Monday 24 October 2016

Van, Caboose and Wood Chip Hopper

Its been awhile since my last post.   Summer has been very busy in our household and not much modelling has taken place.  I've been back at the bench for a couple of weeks now and have a few photos to share.

  First up is the MEC Cabosse 663 from my previous post.  I manged to put it together and get it weathered.  I used an Oil wash and Pan Pastels to achieve the look I was after.  I may still add a bit of road grime to the trucks with my Airbrush, but my paint booth is out of commission right now so that will have to wait.

  The trucks also need some attention.  The Gould Caboose trucks from Proto are nicely rendered; but the brake shoes included snap on poorly and they rub the wheel tread.  I need to decide if I'm going to remove them or try and trim them down so they don't rub.

Next up is CN Van 79150.  Its an offering by True Line Trains.  I replaced the plastic running board with one I made from wood.

 I used a technique of Trevor Marshall's, gluing wood strips (scale 1"x 6") onto  a 0.01" styrene base plate.  I then stained the boards with Hunterline stain.  This was followed by panting the entire running board assembly with flat black paint.  I sanded the boards to remove most of the paint, leaving a nice weathered look to the boards, but everything else remains black to blend with the roof.  This is the first time I attempted this technique and will be using it again.

 Weathering was a dirty brown oil wash on the body, with Pan Pastels on the trucks.  Full strength artists oils were dabbed along the bottom of the side with a tooth pick and pulled up the side with a dry brush to simulate dirt and road grime working its way up the tongue and groove siding.

The third car is a kitbash of a GTW Wood Chip Hopper.  I'll write more about the car history in a future post, after I get it painted and decaled.

 It started out life as a 70 Ton Accurail 3 bay offset side open hopper.  I scratch built the extensions from strip wood and styrene.
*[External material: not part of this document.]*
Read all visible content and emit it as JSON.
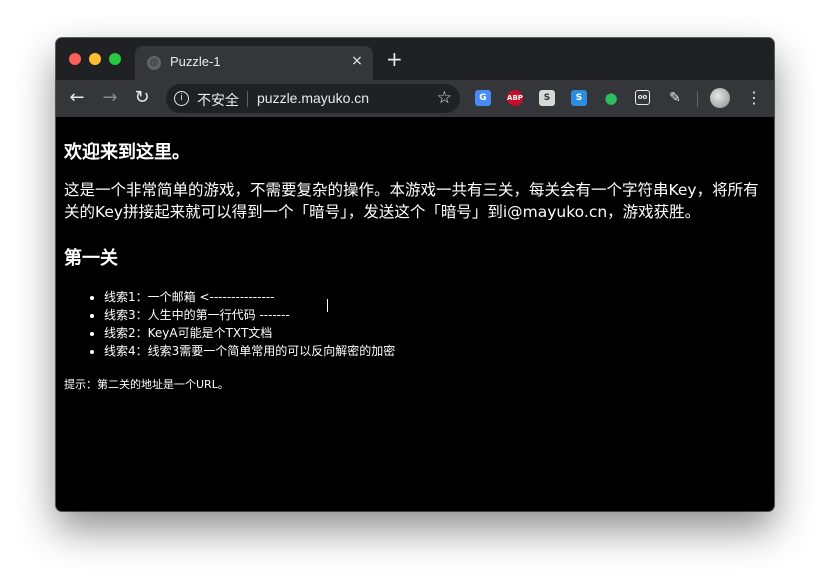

Wire grabs, NBW's and a whole whack of Tichy rivets added hours of enjoyment building it.  I bent up some cut levers from phosphor bronze wire and added tow hook loops to match the prototype.  I even made up strengthening panels along the sill where the tow eye loops are attached.  These are fastened with rivets on the prototype, so more Tichy rivets here.
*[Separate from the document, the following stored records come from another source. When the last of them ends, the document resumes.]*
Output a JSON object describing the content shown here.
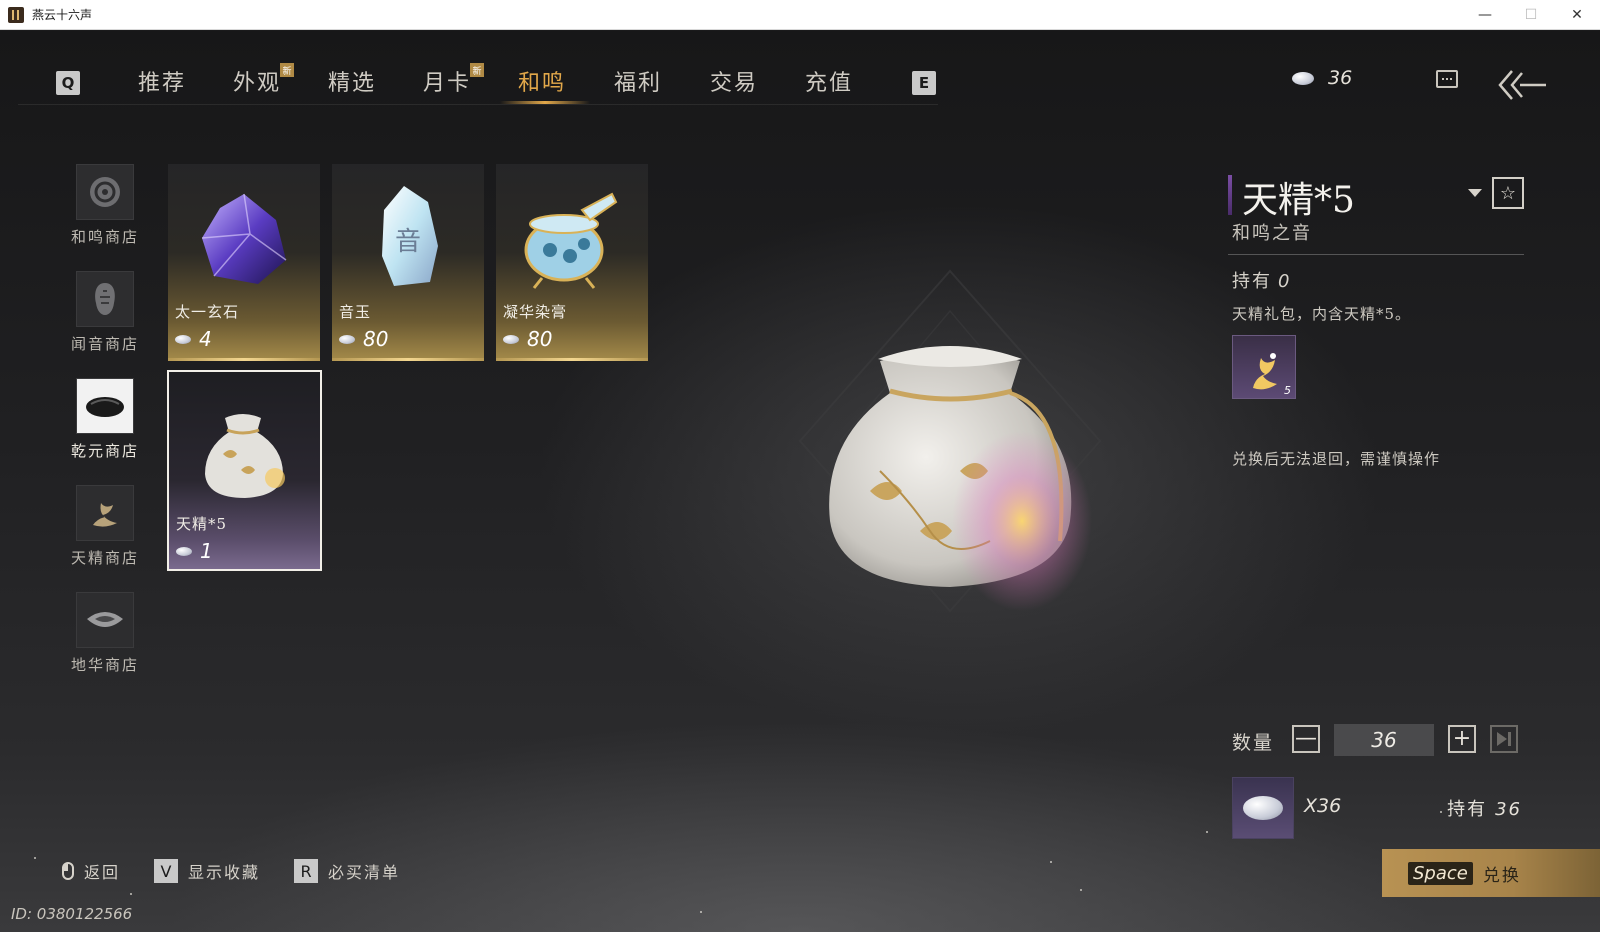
{
  "window": {
    "title": "燕云十六声",
    "minimize": "—",
    "maximize": "☐",
    "close": "✕"
  },
  "nav": {
    "left_key": "Q",
    "right_key": "E",
    "new_badge": "新",
    "tabs": [
      {
        "label": "推荐",
        "active": false,
        "new": false
      },
      {
        "label": "外观",
        "active": false,
        "new": true
      },
      {
        "label": "精选",
        "active": false,
        "new": false
      },
      {
        "label": "月卡",
        "active": false,
        "new": true
      },
      {
        "label": "和鸣",
        "active": true,
        "new": false
      },
      {
        "label": "福利",
        "active": false,
        "new": false
      },
      {
        "label": "交易",
        "active": false,
        "new": false
      },
      {
        "label": "充值",
        "active": false,
        "new": false
      }
    ],
    "currency_amount": "36",
    "accent_color": "#e2a84a"
  },
  "shops": [
    {
      "label": "和鸣商店",
      "icon": "resonance-shop-icon",
      "selected": false
    },
    {
      "label": "闻音商店",
      "icon": "wenyin-shop-icon",
      "selected": false
    },
    {
      "label": "乾元商店",
      "icon": "qianyuan-shop-icon",
      "selected": true
    },
    {
      "label": "天精商店",
      "icon": "tianjing-shop-icon",
      "selected": false
    },
    {
      "label": "地华商店",
      "icon": "dihua-shop-icon",
      "selected": false
    }
  ],
  "items": [
    {
      "name": "太一玄石",
      "price": "4",
      "icon": "purple-ore-icon",
      "selected": false
    },
    {
      "name": "音玉",
      "price": "80",
      "icon": "sound-jade-icon",
      "selected": false
    },
    {
      "name": "凝华染膏",
      "price": "80",
      "icon": "dye-jar-icon",
      "selected": false
    },
    {
      "name": "天精*5",
      "price": "1",
      "icon": "gift-bag-icon",
      "selected": true
    }
  ],
  "detail": {
    "title": "天精*5",
    "subtitle": "和鸣之音",
    "owned_label": "持有",
    "owned_value": "0",
    "description": "天精礼包，内含天精*5。",
    "content_count": "5",
    "warning": "兑换后无法退回，需谨慎操作",
    "fav_icon": "☆"
  },
  "quantity": {
    "label": "数量",
    "value": "36",
    "minus": "—",
    "plus": "+"
  },
  "cost": {
    "amount": "X36",
    "owned_label": "持有",
    "owned_value": "36"
  },
  "exchange": {
    "key": "Space",
    "label": "兑换"
  },
  "hints": {
    "back": "返回",
    "fav_key": "V",
    "fav": "显示收藏",
    "list_key": "R",
    "list": "必买清单"
  },
  "player_id": "ID: 0380122566"
}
 Other details include a Kadde brake wheel, DA brake housing, chain and etched Brake Platform cut from a left over chunk of Apex style running board.  I think I'll add a Train line also.

 If anyone knows the function of the 3 pockets on the side of the wood chip extension, I would be interested in learning their purpose.  My best guess is they might be needed to accommodate some type of car unloading system. 
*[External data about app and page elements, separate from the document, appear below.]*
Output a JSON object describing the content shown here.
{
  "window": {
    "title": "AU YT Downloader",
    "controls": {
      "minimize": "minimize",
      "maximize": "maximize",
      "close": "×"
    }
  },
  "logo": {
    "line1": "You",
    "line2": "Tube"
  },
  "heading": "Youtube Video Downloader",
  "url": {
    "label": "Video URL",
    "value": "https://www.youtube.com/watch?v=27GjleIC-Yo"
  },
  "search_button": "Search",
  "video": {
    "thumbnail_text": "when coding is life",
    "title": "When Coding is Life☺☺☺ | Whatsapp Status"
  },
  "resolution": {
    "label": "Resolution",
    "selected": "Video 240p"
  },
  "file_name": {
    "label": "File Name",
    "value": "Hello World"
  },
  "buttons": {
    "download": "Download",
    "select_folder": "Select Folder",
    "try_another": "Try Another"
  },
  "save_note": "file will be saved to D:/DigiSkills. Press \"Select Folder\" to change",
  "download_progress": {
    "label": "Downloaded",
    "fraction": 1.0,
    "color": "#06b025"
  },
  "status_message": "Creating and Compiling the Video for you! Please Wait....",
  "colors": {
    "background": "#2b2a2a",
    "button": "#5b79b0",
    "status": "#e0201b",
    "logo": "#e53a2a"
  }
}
  1. Wow. Just wow. That wood chip hopper is just awesome!

    1. Colin

      Thanks these projects were a lot of fun.

  2. Beautiful job on that woodchip hopper, Ryan- that's some real craftsmanship! And the weathering on the cabooses looks great, too. Nice work!

    Tom Patterson

  3. I think I read somewhere that the pockets where used to stick something in to break up loads that had frozen. But I cannot recall for sure, or where I read that. I believe it was related to the Portland Terminal hoppers, but these are essentially the same design.

    1. Mike thanks for the feedback about the pockets. This makes more sense than an unloading device, as most of the woodchiop hoppers that have these pockets, never seam to have them in the exact same place along the sides.

  4. Very impressive work on the hopper extension. The use of real wood will really bring a nice contrast in textures once painted.

    BTW, I love the subtle weathering on your MEC caboose. Just enough to feel it's made of steel.